Prompt – Lines with "screenshot": copy each one from the listing below.

+++ Source records

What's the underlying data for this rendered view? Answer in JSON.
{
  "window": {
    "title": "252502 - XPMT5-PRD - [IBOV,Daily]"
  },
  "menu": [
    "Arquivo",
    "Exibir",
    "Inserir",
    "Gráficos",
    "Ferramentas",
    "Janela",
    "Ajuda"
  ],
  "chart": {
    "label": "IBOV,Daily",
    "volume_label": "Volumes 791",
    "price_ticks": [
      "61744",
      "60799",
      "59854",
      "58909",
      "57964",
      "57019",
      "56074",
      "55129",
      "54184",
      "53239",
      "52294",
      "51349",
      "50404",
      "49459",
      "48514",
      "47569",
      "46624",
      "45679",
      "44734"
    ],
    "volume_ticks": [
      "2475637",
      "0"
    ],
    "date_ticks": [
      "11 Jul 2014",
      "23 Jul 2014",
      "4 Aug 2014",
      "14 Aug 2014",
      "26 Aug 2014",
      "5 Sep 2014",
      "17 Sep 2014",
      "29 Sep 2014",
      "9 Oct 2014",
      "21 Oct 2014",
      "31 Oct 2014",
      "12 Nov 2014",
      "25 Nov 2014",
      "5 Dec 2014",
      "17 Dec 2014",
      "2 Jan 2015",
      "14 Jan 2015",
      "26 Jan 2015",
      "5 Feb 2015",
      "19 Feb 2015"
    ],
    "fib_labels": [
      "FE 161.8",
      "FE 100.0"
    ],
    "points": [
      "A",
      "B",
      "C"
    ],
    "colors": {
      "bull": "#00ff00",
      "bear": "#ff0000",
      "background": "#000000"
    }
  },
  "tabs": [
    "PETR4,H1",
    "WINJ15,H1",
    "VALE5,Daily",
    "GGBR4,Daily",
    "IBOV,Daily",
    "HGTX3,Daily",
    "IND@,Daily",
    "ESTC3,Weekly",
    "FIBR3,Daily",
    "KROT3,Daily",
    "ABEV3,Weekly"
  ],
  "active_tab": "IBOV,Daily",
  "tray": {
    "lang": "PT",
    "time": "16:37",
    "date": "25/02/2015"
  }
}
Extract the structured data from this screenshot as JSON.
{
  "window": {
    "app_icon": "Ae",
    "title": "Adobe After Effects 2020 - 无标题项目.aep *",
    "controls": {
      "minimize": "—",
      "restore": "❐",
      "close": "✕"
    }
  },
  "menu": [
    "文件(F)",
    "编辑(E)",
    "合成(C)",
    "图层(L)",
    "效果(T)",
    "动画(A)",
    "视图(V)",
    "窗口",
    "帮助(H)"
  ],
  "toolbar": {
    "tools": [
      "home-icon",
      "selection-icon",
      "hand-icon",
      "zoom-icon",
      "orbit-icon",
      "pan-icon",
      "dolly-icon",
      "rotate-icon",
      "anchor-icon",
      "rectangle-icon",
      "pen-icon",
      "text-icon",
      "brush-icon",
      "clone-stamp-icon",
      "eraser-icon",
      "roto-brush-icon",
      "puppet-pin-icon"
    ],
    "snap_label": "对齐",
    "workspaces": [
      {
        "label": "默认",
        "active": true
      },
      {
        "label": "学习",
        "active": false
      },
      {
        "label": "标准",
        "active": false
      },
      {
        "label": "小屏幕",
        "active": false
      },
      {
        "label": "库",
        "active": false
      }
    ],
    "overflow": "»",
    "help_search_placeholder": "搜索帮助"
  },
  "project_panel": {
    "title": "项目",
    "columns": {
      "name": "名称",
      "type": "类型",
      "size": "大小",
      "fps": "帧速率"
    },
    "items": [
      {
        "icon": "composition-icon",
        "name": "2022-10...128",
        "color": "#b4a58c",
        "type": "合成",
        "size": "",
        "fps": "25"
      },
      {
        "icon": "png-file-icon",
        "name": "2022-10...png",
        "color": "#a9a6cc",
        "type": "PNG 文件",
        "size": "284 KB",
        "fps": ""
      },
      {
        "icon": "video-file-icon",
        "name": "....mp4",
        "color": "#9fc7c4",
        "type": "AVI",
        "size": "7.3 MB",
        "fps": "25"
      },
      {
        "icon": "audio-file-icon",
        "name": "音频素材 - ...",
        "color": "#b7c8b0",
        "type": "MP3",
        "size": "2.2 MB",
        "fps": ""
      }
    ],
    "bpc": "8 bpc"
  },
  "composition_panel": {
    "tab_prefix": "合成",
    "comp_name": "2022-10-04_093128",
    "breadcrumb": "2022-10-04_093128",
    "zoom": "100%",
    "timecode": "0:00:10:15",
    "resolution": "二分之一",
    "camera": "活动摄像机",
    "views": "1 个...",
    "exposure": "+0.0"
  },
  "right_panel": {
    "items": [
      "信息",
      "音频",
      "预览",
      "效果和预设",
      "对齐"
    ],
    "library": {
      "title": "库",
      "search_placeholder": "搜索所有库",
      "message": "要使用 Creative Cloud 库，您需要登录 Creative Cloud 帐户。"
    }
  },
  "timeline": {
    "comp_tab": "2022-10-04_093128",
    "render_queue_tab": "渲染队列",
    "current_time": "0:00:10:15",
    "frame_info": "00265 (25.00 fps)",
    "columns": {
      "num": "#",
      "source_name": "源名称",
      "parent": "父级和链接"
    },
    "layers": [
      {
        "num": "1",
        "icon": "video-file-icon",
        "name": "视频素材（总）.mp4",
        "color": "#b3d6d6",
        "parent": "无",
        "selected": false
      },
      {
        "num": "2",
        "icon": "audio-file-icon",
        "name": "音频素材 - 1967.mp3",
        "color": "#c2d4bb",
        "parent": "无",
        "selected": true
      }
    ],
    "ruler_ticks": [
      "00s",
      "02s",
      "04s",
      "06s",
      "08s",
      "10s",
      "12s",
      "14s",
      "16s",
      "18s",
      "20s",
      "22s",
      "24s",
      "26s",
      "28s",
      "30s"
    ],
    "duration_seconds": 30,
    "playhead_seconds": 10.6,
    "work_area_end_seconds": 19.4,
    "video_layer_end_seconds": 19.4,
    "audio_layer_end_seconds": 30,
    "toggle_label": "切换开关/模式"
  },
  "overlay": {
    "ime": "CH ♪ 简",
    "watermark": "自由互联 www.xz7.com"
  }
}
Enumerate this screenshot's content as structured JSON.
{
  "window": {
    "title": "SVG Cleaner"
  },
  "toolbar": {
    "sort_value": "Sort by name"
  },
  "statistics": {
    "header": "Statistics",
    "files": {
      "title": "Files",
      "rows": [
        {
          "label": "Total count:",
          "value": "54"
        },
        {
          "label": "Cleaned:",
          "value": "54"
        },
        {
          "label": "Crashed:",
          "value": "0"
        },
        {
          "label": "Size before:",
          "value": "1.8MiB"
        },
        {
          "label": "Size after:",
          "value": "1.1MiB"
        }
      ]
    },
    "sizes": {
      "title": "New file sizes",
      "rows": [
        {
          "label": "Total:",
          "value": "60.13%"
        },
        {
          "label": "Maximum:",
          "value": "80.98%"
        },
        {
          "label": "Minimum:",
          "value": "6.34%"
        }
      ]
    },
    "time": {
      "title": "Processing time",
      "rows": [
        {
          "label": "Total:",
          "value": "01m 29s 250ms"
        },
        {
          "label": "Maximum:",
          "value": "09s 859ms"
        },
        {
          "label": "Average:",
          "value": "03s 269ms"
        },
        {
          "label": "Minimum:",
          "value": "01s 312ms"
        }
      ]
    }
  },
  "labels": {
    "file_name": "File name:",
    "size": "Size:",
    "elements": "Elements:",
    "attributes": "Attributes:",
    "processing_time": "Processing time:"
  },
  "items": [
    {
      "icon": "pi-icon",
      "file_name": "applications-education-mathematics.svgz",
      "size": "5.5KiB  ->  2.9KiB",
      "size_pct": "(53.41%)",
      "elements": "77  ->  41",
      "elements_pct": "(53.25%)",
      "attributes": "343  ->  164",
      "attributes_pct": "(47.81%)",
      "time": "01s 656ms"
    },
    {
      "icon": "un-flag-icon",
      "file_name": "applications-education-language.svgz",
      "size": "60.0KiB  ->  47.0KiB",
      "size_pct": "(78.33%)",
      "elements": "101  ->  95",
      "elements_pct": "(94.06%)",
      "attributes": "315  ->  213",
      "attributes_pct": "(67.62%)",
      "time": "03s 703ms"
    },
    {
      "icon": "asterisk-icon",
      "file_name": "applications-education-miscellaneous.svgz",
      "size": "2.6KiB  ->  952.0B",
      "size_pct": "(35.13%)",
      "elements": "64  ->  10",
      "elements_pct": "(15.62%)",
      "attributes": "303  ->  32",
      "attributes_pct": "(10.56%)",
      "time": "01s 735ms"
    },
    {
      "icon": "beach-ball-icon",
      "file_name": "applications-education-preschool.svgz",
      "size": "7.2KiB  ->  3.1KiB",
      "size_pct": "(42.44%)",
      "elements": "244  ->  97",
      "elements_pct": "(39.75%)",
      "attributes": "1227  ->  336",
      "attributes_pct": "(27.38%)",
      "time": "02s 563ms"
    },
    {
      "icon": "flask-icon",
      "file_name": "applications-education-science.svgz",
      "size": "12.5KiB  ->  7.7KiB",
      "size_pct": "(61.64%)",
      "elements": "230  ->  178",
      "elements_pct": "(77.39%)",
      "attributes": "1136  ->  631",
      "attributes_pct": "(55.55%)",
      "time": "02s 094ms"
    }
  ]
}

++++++

Problem solution –
Extract the structured data from this screenshot as JSON.
Enumerate this screenshot's content as structured JSON.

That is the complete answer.